*What is being asked:*
Check each line of the entries for "태클하라" and report the ones that have it.

*Data:*
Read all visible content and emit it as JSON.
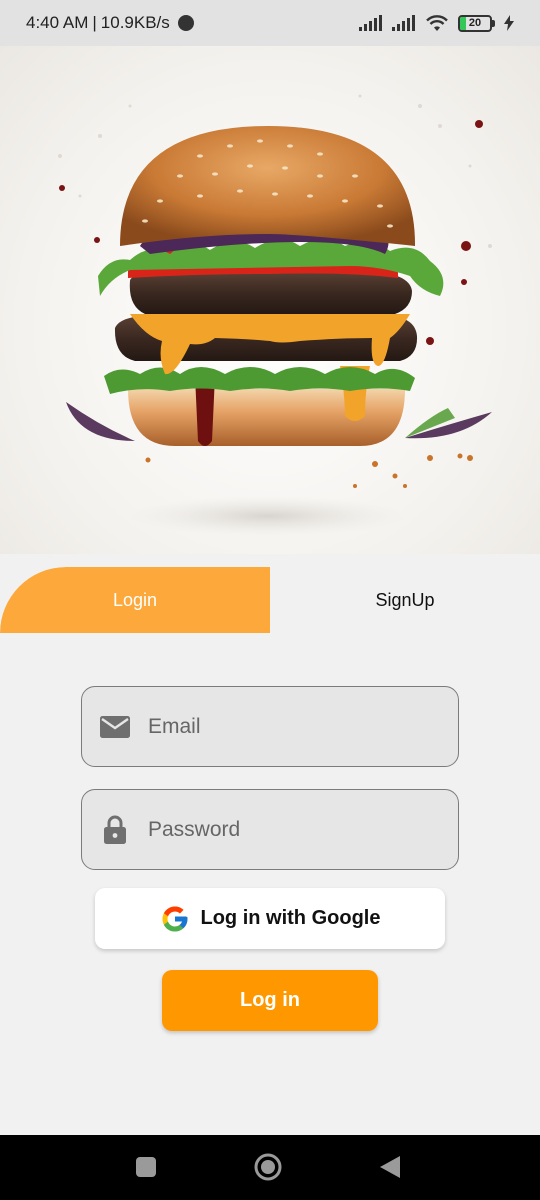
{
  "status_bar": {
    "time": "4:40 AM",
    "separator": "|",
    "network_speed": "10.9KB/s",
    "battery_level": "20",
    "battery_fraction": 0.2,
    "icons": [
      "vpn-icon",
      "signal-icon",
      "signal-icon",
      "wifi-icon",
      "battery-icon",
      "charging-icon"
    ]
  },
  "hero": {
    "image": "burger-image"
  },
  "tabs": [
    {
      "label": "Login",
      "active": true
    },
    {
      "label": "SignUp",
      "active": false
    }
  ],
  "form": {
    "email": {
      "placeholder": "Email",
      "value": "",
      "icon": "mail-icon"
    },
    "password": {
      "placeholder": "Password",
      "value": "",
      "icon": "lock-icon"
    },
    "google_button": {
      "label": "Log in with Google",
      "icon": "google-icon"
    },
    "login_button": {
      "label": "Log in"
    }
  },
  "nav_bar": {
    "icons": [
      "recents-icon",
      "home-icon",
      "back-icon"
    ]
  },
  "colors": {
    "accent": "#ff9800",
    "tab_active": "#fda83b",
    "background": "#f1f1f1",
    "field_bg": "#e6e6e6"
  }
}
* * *
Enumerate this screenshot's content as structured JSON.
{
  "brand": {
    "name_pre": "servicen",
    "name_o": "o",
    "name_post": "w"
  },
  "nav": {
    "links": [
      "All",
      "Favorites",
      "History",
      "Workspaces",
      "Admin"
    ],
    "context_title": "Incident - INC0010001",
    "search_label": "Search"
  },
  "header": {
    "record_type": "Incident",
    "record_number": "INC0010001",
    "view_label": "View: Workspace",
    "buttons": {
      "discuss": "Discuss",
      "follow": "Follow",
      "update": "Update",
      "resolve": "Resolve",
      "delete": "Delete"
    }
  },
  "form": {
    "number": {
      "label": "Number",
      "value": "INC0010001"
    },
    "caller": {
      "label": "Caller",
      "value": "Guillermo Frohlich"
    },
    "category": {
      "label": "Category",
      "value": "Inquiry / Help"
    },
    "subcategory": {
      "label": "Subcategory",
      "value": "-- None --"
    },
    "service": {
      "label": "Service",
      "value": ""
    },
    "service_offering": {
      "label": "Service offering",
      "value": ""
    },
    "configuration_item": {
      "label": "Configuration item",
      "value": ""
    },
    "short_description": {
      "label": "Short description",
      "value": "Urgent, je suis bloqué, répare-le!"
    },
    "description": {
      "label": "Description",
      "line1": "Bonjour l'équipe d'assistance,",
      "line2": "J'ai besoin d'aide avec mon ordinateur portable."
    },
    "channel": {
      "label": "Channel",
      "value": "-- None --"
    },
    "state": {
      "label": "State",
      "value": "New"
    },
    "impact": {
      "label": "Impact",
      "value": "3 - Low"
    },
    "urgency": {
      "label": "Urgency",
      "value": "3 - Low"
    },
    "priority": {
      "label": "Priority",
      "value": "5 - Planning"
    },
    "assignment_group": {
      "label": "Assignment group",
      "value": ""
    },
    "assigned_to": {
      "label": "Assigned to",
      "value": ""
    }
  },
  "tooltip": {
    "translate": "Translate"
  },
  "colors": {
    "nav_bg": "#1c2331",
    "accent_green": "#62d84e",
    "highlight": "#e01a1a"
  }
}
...
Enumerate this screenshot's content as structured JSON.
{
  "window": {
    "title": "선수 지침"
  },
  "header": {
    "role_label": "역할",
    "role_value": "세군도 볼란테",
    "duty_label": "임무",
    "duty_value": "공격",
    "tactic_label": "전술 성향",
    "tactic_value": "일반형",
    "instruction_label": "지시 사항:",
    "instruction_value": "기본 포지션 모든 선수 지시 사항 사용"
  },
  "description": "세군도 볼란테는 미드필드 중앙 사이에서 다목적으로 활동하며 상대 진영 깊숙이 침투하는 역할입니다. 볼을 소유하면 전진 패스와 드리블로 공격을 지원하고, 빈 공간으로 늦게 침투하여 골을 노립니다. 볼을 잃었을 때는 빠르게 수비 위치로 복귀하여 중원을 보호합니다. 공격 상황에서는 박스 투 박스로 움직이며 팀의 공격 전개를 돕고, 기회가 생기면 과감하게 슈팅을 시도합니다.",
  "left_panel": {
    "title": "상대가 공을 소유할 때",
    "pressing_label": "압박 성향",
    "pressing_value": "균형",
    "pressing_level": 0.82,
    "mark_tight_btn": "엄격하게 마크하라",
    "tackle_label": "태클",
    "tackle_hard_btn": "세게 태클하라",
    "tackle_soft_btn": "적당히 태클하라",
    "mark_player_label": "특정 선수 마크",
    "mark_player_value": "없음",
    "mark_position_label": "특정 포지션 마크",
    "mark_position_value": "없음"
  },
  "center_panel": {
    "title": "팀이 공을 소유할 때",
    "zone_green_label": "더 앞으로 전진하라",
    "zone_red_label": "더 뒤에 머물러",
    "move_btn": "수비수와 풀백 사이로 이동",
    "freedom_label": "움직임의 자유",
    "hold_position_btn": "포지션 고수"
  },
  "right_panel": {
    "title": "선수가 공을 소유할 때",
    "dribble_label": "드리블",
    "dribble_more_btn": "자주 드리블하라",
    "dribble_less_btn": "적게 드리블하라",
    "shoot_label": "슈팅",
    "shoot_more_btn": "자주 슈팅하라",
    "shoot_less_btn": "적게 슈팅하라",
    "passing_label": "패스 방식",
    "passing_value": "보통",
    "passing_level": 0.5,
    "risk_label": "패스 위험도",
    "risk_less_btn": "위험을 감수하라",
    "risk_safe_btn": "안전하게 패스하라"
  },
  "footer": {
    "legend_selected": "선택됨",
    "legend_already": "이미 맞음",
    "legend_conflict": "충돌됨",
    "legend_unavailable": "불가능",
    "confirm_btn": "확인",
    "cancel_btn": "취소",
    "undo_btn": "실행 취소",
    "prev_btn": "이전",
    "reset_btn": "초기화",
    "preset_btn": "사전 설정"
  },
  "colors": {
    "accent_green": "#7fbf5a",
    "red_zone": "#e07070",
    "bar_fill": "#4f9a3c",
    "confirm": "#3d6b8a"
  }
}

*Output for this exercise:*
    "tackle_hard_btn": "세게 태클하라",
    "tackle_soft_btn": "적당히 태클하라",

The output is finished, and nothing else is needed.